A consortium in South Africa is working with the WHO to establish an mRNA vaccine technology transfer hub to scale up production and access to vaccines in Africa. The group includes universities, the Africa CDC and pharmaceutical manufacturers Biovac and Afrigen Biologics and Vaccines.
Technology transfer hubs are training facilities where technology is established at industrial scale, states the WHO.
“Interested manufacturers from low and middle-income countries can receive training and any necessary licences to the technology,” it says.
Tedros Adhanom Ghebreyesus, WHO director-general, says: “Covid-19 has highlighted the importance of local production to address health emergencies, strengthen regional health security and expand sustainable access to health products.”
Covid-19 vaccine technology and intellectual property has emerged as a battleground this year.
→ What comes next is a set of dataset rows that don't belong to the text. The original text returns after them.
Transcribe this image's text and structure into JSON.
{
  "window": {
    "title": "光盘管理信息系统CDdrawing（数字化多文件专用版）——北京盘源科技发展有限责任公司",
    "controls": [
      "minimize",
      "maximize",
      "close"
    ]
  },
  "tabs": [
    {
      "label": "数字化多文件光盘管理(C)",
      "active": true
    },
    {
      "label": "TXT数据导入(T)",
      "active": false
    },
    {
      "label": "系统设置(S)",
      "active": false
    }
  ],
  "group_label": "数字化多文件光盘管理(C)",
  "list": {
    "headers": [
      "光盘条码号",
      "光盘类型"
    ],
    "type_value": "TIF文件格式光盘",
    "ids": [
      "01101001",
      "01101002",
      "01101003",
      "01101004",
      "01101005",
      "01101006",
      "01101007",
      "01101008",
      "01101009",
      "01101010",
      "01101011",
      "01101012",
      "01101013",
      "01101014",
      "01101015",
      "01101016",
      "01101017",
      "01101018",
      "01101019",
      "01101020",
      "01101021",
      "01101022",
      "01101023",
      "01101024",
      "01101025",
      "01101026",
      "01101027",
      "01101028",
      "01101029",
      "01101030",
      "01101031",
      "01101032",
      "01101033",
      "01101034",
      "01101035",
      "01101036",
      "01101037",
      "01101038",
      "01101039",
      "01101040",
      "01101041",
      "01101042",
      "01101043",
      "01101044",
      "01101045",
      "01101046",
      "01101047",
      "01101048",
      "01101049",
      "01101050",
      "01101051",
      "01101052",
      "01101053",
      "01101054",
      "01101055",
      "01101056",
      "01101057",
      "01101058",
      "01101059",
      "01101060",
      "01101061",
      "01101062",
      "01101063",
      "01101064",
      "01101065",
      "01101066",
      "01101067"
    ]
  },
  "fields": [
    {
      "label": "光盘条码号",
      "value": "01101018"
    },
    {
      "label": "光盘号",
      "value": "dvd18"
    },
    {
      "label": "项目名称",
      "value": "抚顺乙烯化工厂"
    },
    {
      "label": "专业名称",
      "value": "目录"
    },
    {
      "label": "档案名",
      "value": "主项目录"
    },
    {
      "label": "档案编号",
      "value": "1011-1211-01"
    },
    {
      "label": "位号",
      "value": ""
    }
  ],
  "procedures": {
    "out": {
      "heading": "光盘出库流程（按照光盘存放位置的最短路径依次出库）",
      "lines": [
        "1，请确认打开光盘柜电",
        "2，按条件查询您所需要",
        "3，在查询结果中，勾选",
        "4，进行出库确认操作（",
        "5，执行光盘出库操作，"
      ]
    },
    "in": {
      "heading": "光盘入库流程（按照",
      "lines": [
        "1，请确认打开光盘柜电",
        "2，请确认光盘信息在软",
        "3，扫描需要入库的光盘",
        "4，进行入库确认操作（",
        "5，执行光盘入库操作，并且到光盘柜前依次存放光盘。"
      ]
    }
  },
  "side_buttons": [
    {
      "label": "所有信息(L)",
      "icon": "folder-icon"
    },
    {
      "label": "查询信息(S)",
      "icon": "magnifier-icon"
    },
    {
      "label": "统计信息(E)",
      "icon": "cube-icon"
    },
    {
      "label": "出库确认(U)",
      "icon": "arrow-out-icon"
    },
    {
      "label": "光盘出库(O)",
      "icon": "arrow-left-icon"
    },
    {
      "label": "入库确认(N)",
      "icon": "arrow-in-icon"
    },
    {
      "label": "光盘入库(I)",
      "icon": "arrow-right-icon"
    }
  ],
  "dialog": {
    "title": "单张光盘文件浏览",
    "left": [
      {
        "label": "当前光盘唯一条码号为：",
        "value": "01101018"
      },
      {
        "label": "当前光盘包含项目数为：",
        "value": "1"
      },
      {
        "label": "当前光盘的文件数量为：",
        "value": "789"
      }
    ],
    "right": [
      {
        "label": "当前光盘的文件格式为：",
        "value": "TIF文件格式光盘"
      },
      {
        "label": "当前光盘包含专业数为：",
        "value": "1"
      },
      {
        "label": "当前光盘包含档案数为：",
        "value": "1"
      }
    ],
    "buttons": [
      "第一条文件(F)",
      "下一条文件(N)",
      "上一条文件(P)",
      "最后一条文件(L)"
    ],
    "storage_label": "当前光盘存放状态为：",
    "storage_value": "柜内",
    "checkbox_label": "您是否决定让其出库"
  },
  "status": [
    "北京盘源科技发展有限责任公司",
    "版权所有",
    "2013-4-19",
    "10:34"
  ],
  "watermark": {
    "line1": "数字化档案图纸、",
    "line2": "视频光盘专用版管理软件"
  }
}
While the US administration has voiced support for a waiver on vaccine rights, EU leaders and manufacturers of doses such as Pfizer have largely opposed the measure, saying that it will have little impact on supply.
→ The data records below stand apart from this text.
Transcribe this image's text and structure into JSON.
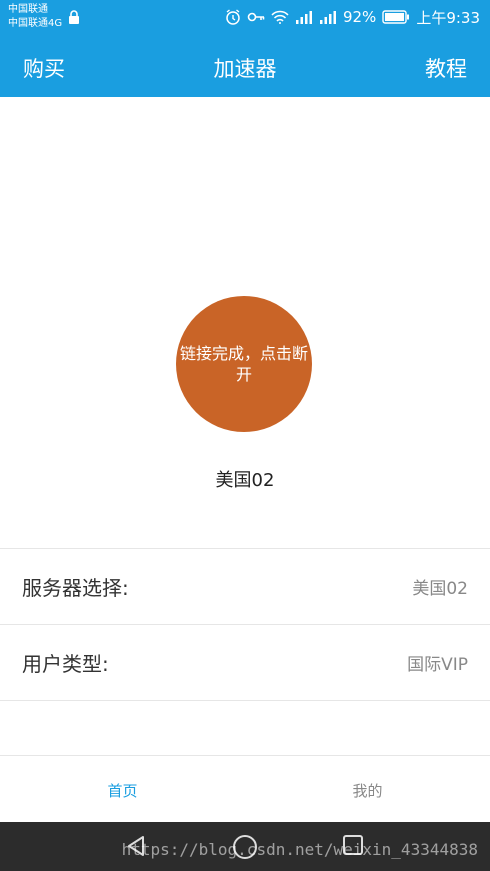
{
  "status_bar": {
    "carrier_1": "中国联通",
    "carrier_2": "中国联通4G",
    "battery": "92%",
    "time": "上午9:33",
    "icons": [
      "lock-icon",
      "alarm-icon",
      "key-icon",
      "wifi-icon",
      "signal-icon",
      "battery-icon"
    ]
  },
  "nav": {
    "left": "购买",
    "title": "加速器",
    "right": "教程",
    "accent": "#1a9ee0"
  },
  "connect": {
    "label": "链接完成，点击断开",
    "color": "#c96427"
  },
  "server_caption": "美国02",
  "rows": [
    {
      "label": "服务器选择:",
      "value": "美国02"
    },
    {
      "label": "用户类型:",
      "value": "国际VIP"
    }
  ],
  "tabs": [
    {
      "label": "首页",
      "active": true
    },
    {
      "label": "我的",
      "active": false
    }
  ],
  "system_nav": {
    "icons": [
      "back-icon",
      "home-icon",
      "recents-icon"
    ],
    "watermark": "https://blog.csdn.net/weixin_43344838"
  }
}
Ghana: Navigating lofty logistics
Shifting goods across borders and through ports between Africa’s 55 countries can prove arduous, with non-tariff barriers acting as a deterrent to trade.
Technologies to alleviate constraints to trading within the continent and to global markets will be welcomed by businesses looking to smooth out their logistics.
Jetstream, based in Ghana, aims to enable people doing business on the continent to have better insight into – and control over – their cross-border supply chains.
The company is powered by a network of freight carriers, customs agents and ground transporters that combine technology and expertise to move shipments within the African continent as well as to global markets.
Jetstream’s platform enables cargo owners and logistics providers to leverage data-driven insights on trade routes. The team is also developing a finance product to support smaller companies in moving larger cargoes.
“We are building a digital supply chain management platform for the logistics providers and cargo owners who are central to African cross-border trade. Our platform will enable them to quickly secure financing and services, process shipment workflows and access information on routes and trading partners,” a spokesperson tells GTR.
The company closed a US$3mn seed round at the end of June. Seven investors, including local and international firms, were involved in the funding.
Tanzania: Crowdfunding-style financing
In Africa, there are an estimated 48 million smallholder farmers. According to AU initiative Grow Africa, only 20% of the US$33bn needed for smallholder borrowing in Sub-Saharan Africa is met today from any source.
A lack of finance hampers companies’ ability to trade, holding back business flows and economic growth. But there are investors hungry to reach Africa’s agriculture market.
Phema Agri is a Tanzania-based company that provides digital and physical infrastructure for the agriculture value chain by linking smallholder farmers to markets, input providers, insurance products and investors.
It focuses on the rice, poultry and pork supply chains, and has plans to widen its scope.
The company has a crowdfunding-style platform for investors to allocate money to businesses that are struggling to access finance from traditional sources.
“We are committed to helping smallholder farmers access finance by structuring various financial instruments to facilitate their working capital needs. Our farmers get access to capital through inputs using our financing product,” the company says.
Its Phema-Insurance solution helps smallholders de-risk their farming operations with access to all-weather agriculture insurance products, which it offers via partnerships with insurers.
While Phema Agri is in its early stages, Daniella Kwayu, the company’s co-founder and CEO, won a US$50,000 grant last year from the second annual GoGettaz Agripreneur Prize competition run by Generation Africa, an initiative for young entrepreneurs.